== Material for the task
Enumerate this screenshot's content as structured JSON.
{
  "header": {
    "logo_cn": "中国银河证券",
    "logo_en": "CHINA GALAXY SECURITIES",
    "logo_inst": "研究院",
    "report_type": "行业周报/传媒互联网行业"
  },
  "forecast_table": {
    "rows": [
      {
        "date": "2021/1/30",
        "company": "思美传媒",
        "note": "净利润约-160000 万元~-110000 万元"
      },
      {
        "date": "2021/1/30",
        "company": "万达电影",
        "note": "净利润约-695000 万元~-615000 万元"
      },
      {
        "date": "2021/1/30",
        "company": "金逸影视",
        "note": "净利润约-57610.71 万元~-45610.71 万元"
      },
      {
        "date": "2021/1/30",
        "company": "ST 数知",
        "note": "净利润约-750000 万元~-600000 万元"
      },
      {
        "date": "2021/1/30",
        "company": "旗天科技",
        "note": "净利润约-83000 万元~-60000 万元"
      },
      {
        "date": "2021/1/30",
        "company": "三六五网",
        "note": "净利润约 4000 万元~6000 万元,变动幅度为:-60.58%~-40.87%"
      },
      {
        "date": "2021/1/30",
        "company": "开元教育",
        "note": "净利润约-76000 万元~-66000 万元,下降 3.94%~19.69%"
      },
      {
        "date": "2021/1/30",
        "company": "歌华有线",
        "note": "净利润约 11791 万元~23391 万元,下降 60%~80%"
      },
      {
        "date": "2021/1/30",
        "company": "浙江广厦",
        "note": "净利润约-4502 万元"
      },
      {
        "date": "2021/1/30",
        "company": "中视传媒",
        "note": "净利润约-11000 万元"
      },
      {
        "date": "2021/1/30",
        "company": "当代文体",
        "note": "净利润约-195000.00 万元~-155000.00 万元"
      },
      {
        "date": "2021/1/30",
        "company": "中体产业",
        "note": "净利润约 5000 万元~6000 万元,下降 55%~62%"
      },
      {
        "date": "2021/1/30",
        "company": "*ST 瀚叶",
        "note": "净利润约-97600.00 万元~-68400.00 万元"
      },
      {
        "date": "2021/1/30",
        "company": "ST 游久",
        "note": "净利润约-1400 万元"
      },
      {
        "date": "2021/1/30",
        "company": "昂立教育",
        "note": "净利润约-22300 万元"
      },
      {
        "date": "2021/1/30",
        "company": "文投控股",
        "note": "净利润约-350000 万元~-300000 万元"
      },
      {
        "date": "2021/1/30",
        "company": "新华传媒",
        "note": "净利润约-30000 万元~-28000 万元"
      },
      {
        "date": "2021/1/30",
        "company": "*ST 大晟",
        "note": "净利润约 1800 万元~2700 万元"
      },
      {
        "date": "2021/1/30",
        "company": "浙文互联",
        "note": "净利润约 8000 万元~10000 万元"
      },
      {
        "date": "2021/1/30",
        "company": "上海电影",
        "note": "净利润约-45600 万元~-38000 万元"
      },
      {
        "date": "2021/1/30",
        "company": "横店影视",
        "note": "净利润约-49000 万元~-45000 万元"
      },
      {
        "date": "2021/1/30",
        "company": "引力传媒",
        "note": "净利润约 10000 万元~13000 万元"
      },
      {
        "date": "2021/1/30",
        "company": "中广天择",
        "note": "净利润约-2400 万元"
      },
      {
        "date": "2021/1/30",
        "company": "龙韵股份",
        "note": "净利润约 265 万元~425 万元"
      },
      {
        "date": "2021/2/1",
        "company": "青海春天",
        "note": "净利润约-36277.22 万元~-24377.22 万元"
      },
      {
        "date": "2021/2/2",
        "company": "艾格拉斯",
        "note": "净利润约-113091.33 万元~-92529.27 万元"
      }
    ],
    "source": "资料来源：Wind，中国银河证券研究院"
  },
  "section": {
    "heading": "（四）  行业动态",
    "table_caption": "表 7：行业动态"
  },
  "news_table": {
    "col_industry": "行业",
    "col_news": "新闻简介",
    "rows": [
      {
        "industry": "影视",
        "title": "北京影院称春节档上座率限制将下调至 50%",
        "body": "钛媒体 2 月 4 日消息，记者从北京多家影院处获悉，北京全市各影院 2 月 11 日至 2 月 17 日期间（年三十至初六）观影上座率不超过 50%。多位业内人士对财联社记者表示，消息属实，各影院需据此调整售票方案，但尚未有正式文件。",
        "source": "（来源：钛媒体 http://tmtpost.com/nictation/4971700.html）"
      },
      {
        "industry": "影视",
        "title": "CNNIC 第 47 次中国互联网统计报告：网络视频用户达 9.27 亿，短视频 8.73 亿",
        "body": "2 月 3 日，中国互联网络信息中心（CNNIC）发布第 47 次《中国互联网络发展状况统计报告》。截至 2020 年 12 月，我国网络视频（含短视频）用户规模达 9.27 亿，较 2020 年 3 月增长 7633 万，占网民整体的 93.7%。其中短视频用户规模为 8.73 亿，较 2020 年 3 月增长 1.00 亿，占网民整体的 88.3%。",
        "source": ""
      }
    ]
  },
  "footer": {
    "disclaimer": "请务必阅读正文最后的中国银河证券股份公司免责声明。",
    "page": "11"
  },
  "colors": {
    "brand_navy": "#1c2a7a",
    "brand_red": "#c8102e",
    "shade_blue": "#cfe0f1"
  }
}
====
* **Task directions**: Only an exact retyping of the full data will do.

* **Answer to this problem**:
Enumerate this screenshot's content as structured JSON.
{
  "header": {
    "logo_cn": "中国银河证券",
    "logo_en": "CHINA GALAXY SECURITIES",
    "logo_inst": "研究院",
    "report_type": "行业周报/传媒互联网行业"
  },
  "forecast_table": {
    "rows": [
      {
        "date": "2021/1/30",
        "company": "思美传媒",
        "note": "净利润约-160000 万元~-110000 万元"
      },
      {
        "date": "2021/1/30",
        "company": "万达电影",
        "note": "净利润约-695000 万元~-615000 万元"
      },
      {
        "date": "2021/1/30",
        "company": "金逸影视",
        "note": "净利润约-57610.71 万元~-45610.71 万元"
      },
      {
        "date": "2021/1/30",
        "company": "ST 数知",
        "note": "净利润约-750000 万元~-600000 万元"
      },
      {
        "date": "2021/1/30",
        "company": "旗天科技",
        "note": "净利润约-83000 万元~-60000 万元"
      },
      {
        "date": "2021/1/30",
        "company": "三六五网",
        "note": "净利润约 4000 万元~6000 万元,变动幅度为:-60.58%~-40.87%"
      },
      {
        "date": "2021/1/30",
        "company": "开元教育",
        "note": "净利润约-76000 万元~-66000 万元,下降 3.94%~19.69%"
      },
      {
        "date": "2021/1/30",
        "company": "歌华有线",
        "note": "净利润约 11791 万元~23391 万元,下降 60%~80%"
      },
      {
        "date": "2021/1/30",
        "company": "浙江广厦",
        "note": "净利润约-4502 万元"
      },
      {
        "date": "2021/1/30",
        "company": "中视传媒",
        "note": "净利润约-11000 万元"
      },
      {
        "date": "2021/1/30",
        "company": "当代文体",
        "note": "净利润约-195000.00 万元~-155000.00 万元"
      },
      {
        "date": "2021/1/30",
        "company": "中体产业",
        "note": "净利润约 5000 万元~6000 万元,下降 55%~62%"
      },
      {
        "date": "2021/1/30",
        "company": "*ST 瀚叶",
        "note": "净利润约-97600.00 万元~-68400.00 万元"
      },
      {
        "date": "2021/1/30",
        "company": "ST 游久",
        "note": "净利润约-1400 万元"
      },
      {
        "date": "2021/1/30",
        "company": "昂立教育",
        "note": "净利润约-22300 万元"
      },
      {
        "date": "2021/1/30",
        "company": "文投控股",
        "note": "净利润约-350000 万元~-300000 万元"
      },
      {
        "date": "2021/1/30",
        "company": "新华传媒",
        "note": "净利润约-30000 万元~-28000 万元"
      },
      {
        "date": "2021/1/30",
        "company": "*ST 大晟",
        "note": "净利润约 1800 万元~2700 万元"
      },
      {
        "date": "2021/1/30",
        "company": "浙文互联",
        "note": "净利润约 8000 万元~10000 万元"
      },
      {
        "date": "2021/1/30",
        "company": "上海电影",
        "note": "净利润约-45600 万元~-38000 万元"
      },
      {
        "date": "2021/1/30",
        "company": "横店影视",
        "note": "净利润约-49000 万元~-45000 万元"
      },
      {
        "date": "2021/1/30",
        "company": "引力传媒",
        "note": "净利润约 10000 万元~13000 万元"
      },
      {
        "date": "2021/1/30",
        "company": "中广天择",
        "note": "净利润约-2400 万元"
      },
      {
        "date": "2021/1/30",
        "company": "龙韵股份",
        "note": "净利润约 265 万元~425 万元"
      },
      {
        "date": "2021/2/1",
        "company": "青海春天",
        "note": "净利润约-36277.22 万元~-24377.22 万元"
      },
      {
        "date": "2021/2/2",
        "company": "艾格拉斯",
        "note": "净利润约-113091.33 万元~-92529.27 万元"
      }
    ],
    "source": "资料来源：Wind，中国银河证券研究院"
  },
  "section": {
    "heading": "（四）  行业动态",
    "table_caption": "表 7：行业动态"
  },
  "news_table": {
    "col_industry": "行业",
    "col_news": "新闻简介",
    "rows": [
      {
        "industry": "影视",
        "title": "北京影院称春节档上座率限制将下调至 50%",
        "body": "钛媒体 2 月 4 日消息，记者从北京多家影院处获悉，北京全市各影院 2 月 11 日至 2 月 17 日期间（年三十至初六）观影上座率不超过 50%。多位业内人士对财联社记者表示，消息属实，各影院需据此调整售票方案，但尚未有正式文件。",
        "source": "（来源：钛媒体 http://tmtpost.com/nictation/4971700.html）"
      },
      {
        "industry": "影视",
        "title": "CNNIC 第 47 次中国互联网统计报告：网络视频用户达 9.27 亿，短视频 8.73 亿",
        "body": "2 月 3 日，中国互联网络信息中心（CNNIC）发布第 47 次《中国互联网络发展状况统计报告》。截至 2020 年 12 月，我国网络视频（含短视频）用户规模达 9.27 亿，较 2020 年 3 月增长 7633 万，占网民整体的 93.7%。其中短视频用户规模为 8.73 亿，较 2020 年 3 月增长 1.00 亿，占网民整体的 88.3%。",
        "source": ""
      }
    ]
  },
  "footer": {
    "disclaimer": "请务必阅读正文最后的中国银河证券股份公司免责声明。",
    "page": "11"
  },
  "colors": {
    "brand_navy": "#1c2a7a",
    "brand_red": "#c8102e",
    "shade_blue": "#cfe0f1"
  }
}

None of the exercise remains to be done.